## Assignment
Verbatim copy, images removed: write out the entries below.

## Entries supplied
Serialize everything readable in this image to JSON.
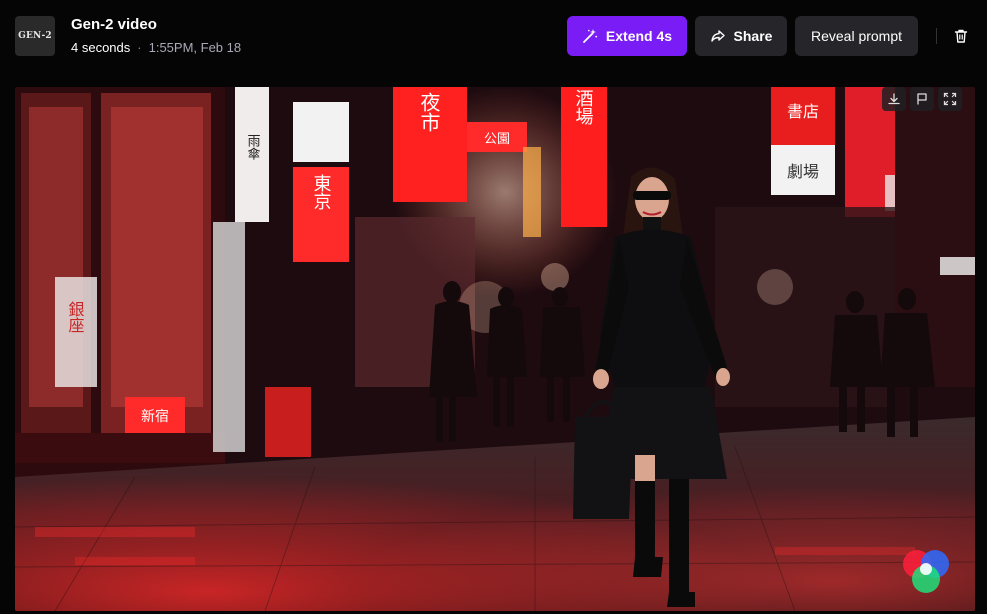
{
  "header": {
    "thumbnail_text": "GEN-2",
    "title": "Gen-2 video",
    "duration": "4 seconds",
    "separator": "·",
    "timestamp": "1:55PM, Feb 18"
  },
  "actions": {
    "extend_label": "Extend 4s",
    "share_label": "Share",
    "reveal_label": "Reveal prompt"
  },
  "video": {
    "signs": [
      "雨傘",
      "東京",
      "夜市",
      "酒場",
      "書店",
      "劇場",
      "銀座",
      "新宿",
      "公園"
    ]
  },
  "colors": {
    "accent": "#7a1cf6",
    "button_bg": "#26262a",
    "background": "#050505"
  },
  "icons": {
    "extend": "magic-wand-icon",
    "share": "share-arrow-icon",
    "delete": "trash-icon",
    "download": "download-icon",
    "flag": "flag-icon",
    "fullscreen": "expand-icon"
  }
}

## Answer box
Serialize everything readable in this image to JSON.
{
  "header": {
    "thumbnail_text": "GEN-2",
    "title": "Gen-2 video",
    "duration": "4 seconds",
    "separator": "·",
    "timestamp": "1:55PM, Feb 18"
  },
  "actions": {
    "extend_label": "Extend 4s",
    "share_label": "Share",
    "reveal_label": "Reveal prompt"
  },
  "video": {
    "signs": [
      "雨傘",
      "東京",
      "夜市",
      "酒場",
      "書店",
      "劇場",
      "銀座",
      "新宿",
      "公園"
    ]
  },
  "colors": {
    "accent": "#7a1cf6",
    "button_bg": "#26262a",
    "background": "#050505"
  },
  "icons": {
    "extend": "magic-wand-icon",
    "share": "share-arrow-icon",
    "delete": "trash-icon",
    "download": "download-icon",
    "flag": "flag-icon",
    "fullscreen": "expand-icon"
  }
}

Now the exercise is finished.